And right there on the second page of the report there is a "Word Cloud," a collection of the primary terms used by participants when offering their suggestions and advice, and they want OPPORTUNITIES, a better DOWNTOWN, improved CULTURAL activities, more EDUCATION TECHNOLOGY, and they want Wheeling to be CLEAN.

More than 600 people, committee co-chair Derrick McKee explained, completed the survey, and the 23-page report offers a plethora of Word Clouds produced by lifelong residents (23.32 percent), by those who moved away and have stayed away (20.33 percent), by people who lived and were raised here but have since moved away (22.31 percent), by those who were raised elsewhere but now live here, (16.69 percent), by non-residents who feel emotionally invested in the Friendly City (11.74), and by those who have moved away but wish for a reason to return (5.62 percent).

Those folks care most about the cost of living in Wheeling, and then the quality of the schools, proximity to family and friends, and they also wish for a forward-thinking population.

The survey's fifth question inquired about what folks thought to be the best parts of the city, and the Word Cloud revealed "FAMILY" was No. 1, and PARKS and RECREATION, the "HISTORY" of the city, the SMALL-TOWN feel, and the sense of "COMMUNIY" were the better assets.

What do they like the least?

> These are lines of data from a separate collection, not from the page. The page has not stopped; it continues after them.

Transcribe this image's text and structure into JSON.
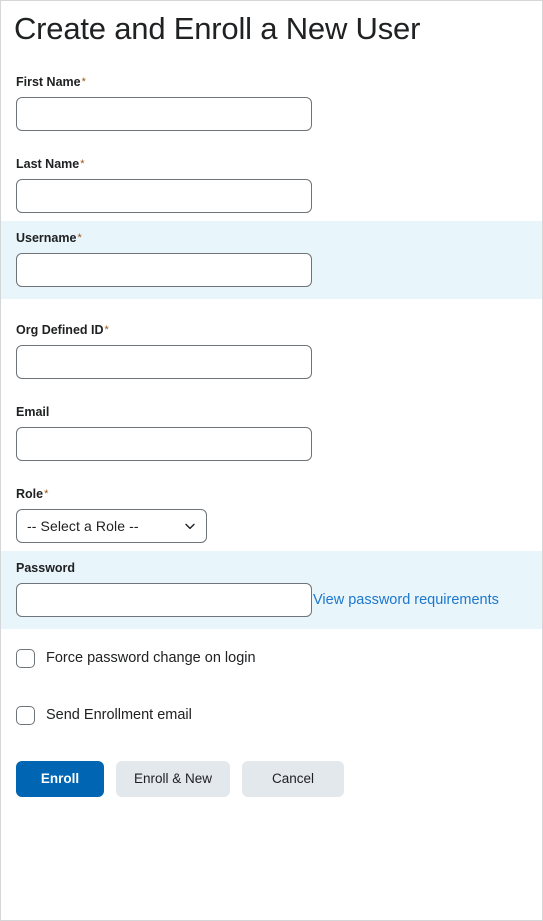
{
  "page": {
    "title": "Create and Enroll a New User",
    "required_marker": "*"
  },
  "colors": {
    "primary_button": "#0066b3",
    "secondary_button": "#e3e8ed",
    "link": "#1d77cc",
    "highlight_background": "#e8f5fb",
    "input_border": "#6e7477",
    "text": "#202122",
    "required_star": "#9b5414"
  },
  "fields": {
    "first_name": {
      "label": "First Name",
      "required": true,
      "value": "",
      "placeholder": ""
    },
    "last_name": {
      "label": "Last Name",
      "required": true,
      "value": "",
      "placeholder": ""
    },
    "username": {
      "label": "Username",
      "required": true,
      "value": "",
      "placeholder": "",
      "highlighted": true
    },
    "org_defined_id": {
      "label": "Org Defined ID",
      "required": true,
      "value": "",
      "placeholder": ""
    },
    "email": {
      "label": "Email",
      "required": false,
      "value": "",
      "placeholder": ""
    },
    "role": {
      "label": "Role",
      "required": true,
      "selected": "-- Select a Role --",
      "icon": "chevron-down-icon"
    },
    "password": {
      "label": "Password",
      "required": false,
      "value": "",
      "placeholder": "",
      "highlighted": true,
      "requirements_link": "View password requirements"
    }
  },
  "checkboxes": [
    {
      "label": "Force password change on login",
      "checked": false
    },
    {
      "label": "Send Enrollment email",
      "checked": false
    }
  ],
  "buttons": {
    "enroll": "Enroll",
    "enroll_and_new": "Enroll & New",
    "cancel": "Cancel"
  }
}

And 5.17 percent said the "THINKING," and that means nearly 95 percent of the participants have recognized the mindset change that's taken place here during the past couple of decades.

Question No. 8 was whether a participant would or would not consider moving away from the city of Wheeling, and "FAMILY" WAS at the top of the list, of course, and "JOB," and "OPPORTUNITY" followed, but when the seventh question asked if a current resident ever considered moving away, just over 55 percent admitted they had.

Three positive terms to describe today's Wheeling?



And three negative words to describe the city?



The committee members also wanted to solicit ideas from those participants who have traveled away from Wheeling and experienced something in another city they believe could very well work in the Friendly City, and the No. 1 answer, "SHOPS."

Job growth, better parking, even more riverfront events, improvements to public transportation, and an improved nightlife were included, as were recycling, a clean look and feel, and improved pride.

I found the report to be a great example of local residents brainstorming and developing solid ideas, and I expect many of the recommendations to be useful as we all move forward into a different future for a change. Of course, the two most difficult issues are housing and employment opportunities. There is no denying that.

But if we pretty-up, update ordinances, forget the past but build on our history, and recognize our own pros and cons, all those hope-for requests above would have a far better chance to become reality.

(Photo by Steve Novotney)